If this occurred within the space of our still-traditional Filipino culture, this would have been unacceptable—a woman, living with three men who are roughly the same age as her, unmarried—and yet it would seem that in the fictional USA within which New Girl exists, there seems to be no problem. No one judges Jess for staying with three men—no slurs of “slut,” “whore,” or, as we Filipinos would say, “malandi.”

The main role of the media in the feminist movement is representation—the presentation of three-dimensional female characters in a story. However, although New Girl’s protagonist is female, the main ensemble is composed of only two women: Jess herself, and her supermodel best friend Cece Parekh. Jess is presented as an intelligent, sexually active yet innocent-looking, cheerful, and quirky young woman who is very compassionate and concerned about her friends and her students. Cece, of Indian descent (which is interesting to note because of the feminist aspect of intersectionality), is presented as a cold, stand-offish woman to most males, but is caring and understanding of Jess. Compared to Jess, she is very put-together, no doubt brought about by her career as a model, and always receives advances (both requited and not) from different men, particularly Schmidt.
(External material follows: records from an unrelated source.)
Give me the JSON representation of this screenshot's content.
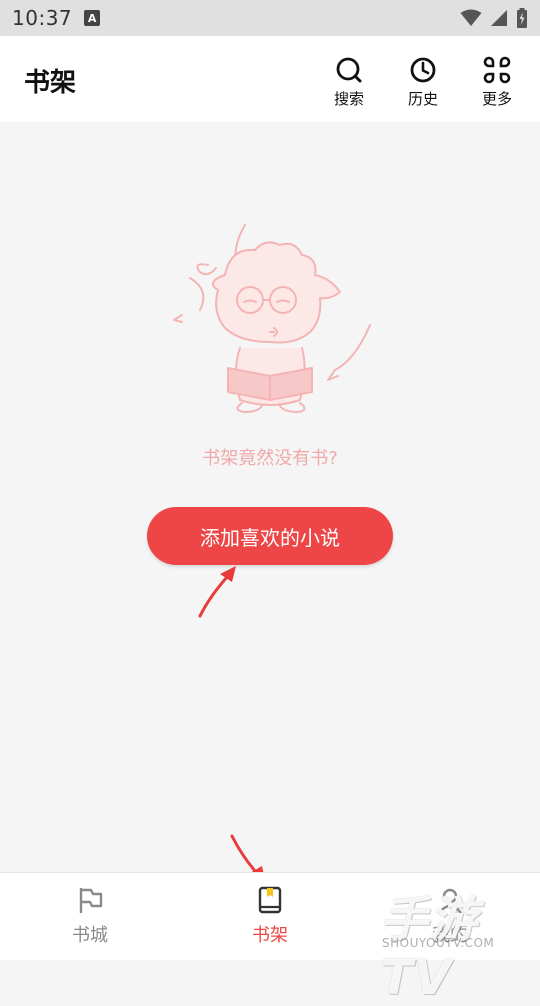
{
  "status_bar": {
    "time": "10:37",
    "notification_icon": "A"
  },
  "app_bar": {
    "title": "书架",
    "actions": [
      {
        "label": "搜索",
        "icon": "search-icon"
      },
      {
        "label": "历史",
        "icon": "history-icon"
      },
      {
        "label": "更多",
        "icon": "more-icon"
      }
    ]
  },
  "empty_state": {
    "message": "书架竟然没有书?",
    "button_label": "添加喜欢的小说"
  },
  "bottom_nav": {
    "items": [
      {
        "label": "书城",
        "icon": "flag-icon",
        "active": false
      },
      {
        "label": "书架",
        "icon": "book-icon",
        "active": true
      },
      {
        "label": "我的",
        "icon": "profile-icon",
        "active": false
      }
    ]
  },
  "watermark": {
    "brand": "手游TV",
    "url": "SHOUYOUTV.COM"
  },
  "colors": {
    "accent": "#ee4646",
    "empty_text": "#f0a9a9",
    "background": "#f5f5f5"
  }
}
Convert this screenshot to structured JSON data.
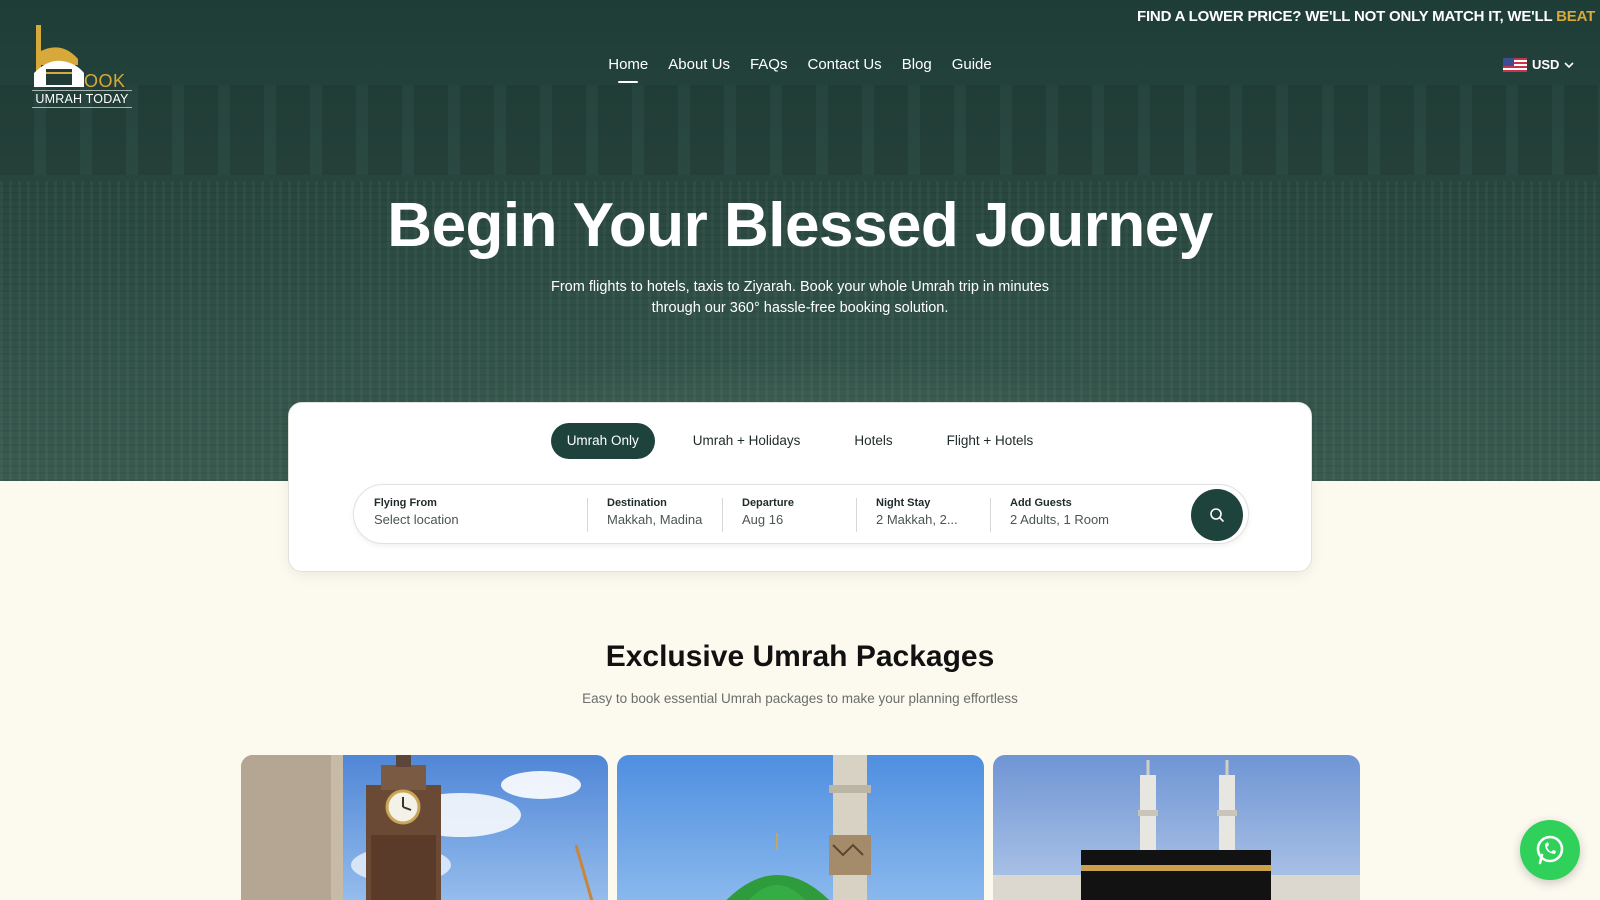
{
  "announcement": {
    "text": "FIND A LOWER PRICE? WE'LL NOT ONLY MATCH IT, WE'LL",
    "accent": "BEAT"
  },
  "logo": {
    "mark_text": "OOK",
    "subtitle": "UMRAH TODAY"
  },
  "nav": {
    "items": [
      {
        "label": "Home",
        "active": true
      },
      {
        "label": "About Us"
      },
      {
        "label": "FAQs"
      },
      {
        "label": "Contact Us"
      },
      {
        "label": "Blog"
      },
      {
        "label": "Guide"
      }
    ]
  },
  "currency": {
    "code": "USD",
    "flag_icon": "us-flag-icon"
  },
  "hero": {
    "title": "Begin Your Blessed Journey",
    "subtitle_line1": "From flights to hotels, taxis to Ziyarah. Book your whole Umrah trip in minutes",
    "subtitle_line2": "through our 360° hassle-free booking solution."
  },
  "search": {
    "tabs": [
      {
        "label": "Umrah Only",
        "active": true
      },
      {
        "label": "Umrah + Holidays"
      },
      {
        "label": "Hotels"
      },
      {
        "label": "Flight + Hotels"
      }
    ],
    "fields": {
      "flying_from": {
        "label": "Flying From",
        "value": "Select location"
      },
      "destination": {
        "label": "Destination",
        "value": "Makkah, Madina"
      },
      "departure": {
        "label": "Departure",
        "value": "Aug 16"
      },
      "night_stay": {
        "label": "Night Stay",
        "value": "2 Makkah, 2..."
      },
      "guests": {
        "label": "Add Guests",
        "value": "2 Adults, 1 Room"
      }
    },
    "search_icon": "search-icon"
  },
  "packages": {
    "title": "Exclusive Umrah Packages",
    "subtitle": "Easy to book essential Umrah packages to make your planning effortless"
  },
  "colors": {
    "brand_dark": "#1e433d",
    "accent_gold": "#d7a93a",
    "page_bg": "#fcf9ef",
    "whatsapp": "#2fd15a"
  }
}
Both women, no matter how different they may seem, are projected as equally attractive and equally likeable.

Although New Girl can be lauded for creating three-dimensional female characters that pass both the Sexy Lamp Test and the Bechdel test, there are still numerous instances in which the male gaze takes dominance in the presentation of the show.

Nick, Schmidt, Coach, and their friend Winston are often seen objectifying the female body (mostly those of the extras, and only very rarely Jess’ or Cece’s) in terms of curves, breasts and so forth. An addition to this objectification is there are frequent instances among the men wherein they compete for a woman’s attention thus treating her as a prize to be won.

Another interesting thing to look at is the character of Schmidt, who is a successful marketing officer in an industry that is mostly dominated by females. This, along with his vain and “effeminate” habits—being nit-picky about toiletries, clothes, and “image”—leads his sexuality to be continuously questioned by various characters throughout the series. Although he does not make an attempt to change his habits, other people’s comments frequently lead him to make outbursts that make it seem as though being effeminate were something to be ashamed of. This is problematic in terms of feminism because it assumes that masculinity ranks higher than femininity in terms of social acceptability.

New Girl has been running for three years and four seasons up until the present, and spans various story arcs and character development arcs that are far too numerous to tackle in a single essay. And yet the admirable thing about this TV series is that being a woman is never the butt of a joke—rather it’s the antics and ridiculous situations this band of unlikely, middle-aged friends get themselves into.

REFERENCES:

Ambion, N. (2014) Feminism: a horror story [Report]. Quezon City: University of the Philippines Diliman.

Advertisements

Leave a Reply

Fill in your details below or click an icon to log in:

WordPress.com Logo

You are commenting using your WordPress.com account. Log Out / Change )

Twitter picture

You are commenting using your Twitter account. Log Out / Change )

Facebook photo

You are commenting using your Facebook account. Log Out / Change )

Google+ photo

You are commenting using your Google+ account. Log Out / Change )

Connecting to %s